▸ **What is needed**
These records need to be repeated exactly, every one of them.

▸ **Supplied records**
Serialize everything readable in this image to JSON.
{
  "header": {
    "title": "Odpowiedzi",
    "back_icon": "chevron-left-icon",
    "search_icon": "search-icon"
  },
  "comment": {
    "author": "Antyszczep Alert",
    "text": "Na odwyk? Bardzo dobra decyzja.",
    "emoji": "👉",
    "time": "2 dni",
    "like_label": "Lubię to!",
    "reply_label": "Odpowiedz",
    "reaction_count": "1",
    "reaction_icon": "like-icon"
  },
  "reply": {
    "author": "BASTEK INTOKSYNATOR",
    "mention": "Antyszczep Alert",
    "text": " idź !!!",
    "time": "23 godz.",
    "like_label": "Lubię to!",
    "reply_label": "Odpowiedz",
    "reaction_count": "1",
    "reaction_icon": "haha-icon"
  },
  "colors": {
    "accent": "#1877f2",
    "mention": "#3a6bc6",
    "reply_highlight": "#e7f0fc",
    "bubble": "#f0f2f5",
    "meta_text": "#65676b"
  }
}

▸ **Output of the exercise**
Serialize everything readable in this image to JSON.
{
  "header": {
    "title": "Odpowiedzi",
    "back_icon": "chevron-left-icon",
    "search_icon": "search-icon"
  },
  "comment": {
    "author": "Antyszczep Alert",
    "text": "Na odwyk? Bardzo dobra decyzja.",
    "emoji": "👉",
    "time": "2 dni",
    "like_label": "Lubię to!",
    "reply_label": "Odpowiedz",
    "reaction_count": "1",
    "reaction_icon": "like-icon"
  },
  "reply": {
    "author": "BASTEK INTOKSYNATOR",
    "mention": "Antyszczep Alert",
    "text": " idź !!!",
    "time": "23 godz.",
    "like_label": "Lubię to!",
    "reply_label": "Odpowiedz",
    "reaction_count": "1",
    "reaction_icon": "haha-icon"
  },
  "colors": {
    "accent": "#1877f2",
    "mention": "#3a6bc6",
    "reply_highlight": "#e7f0fc",
    "bubble": "#f0f2f5",
    "meta_text": "#65676b"
  }
}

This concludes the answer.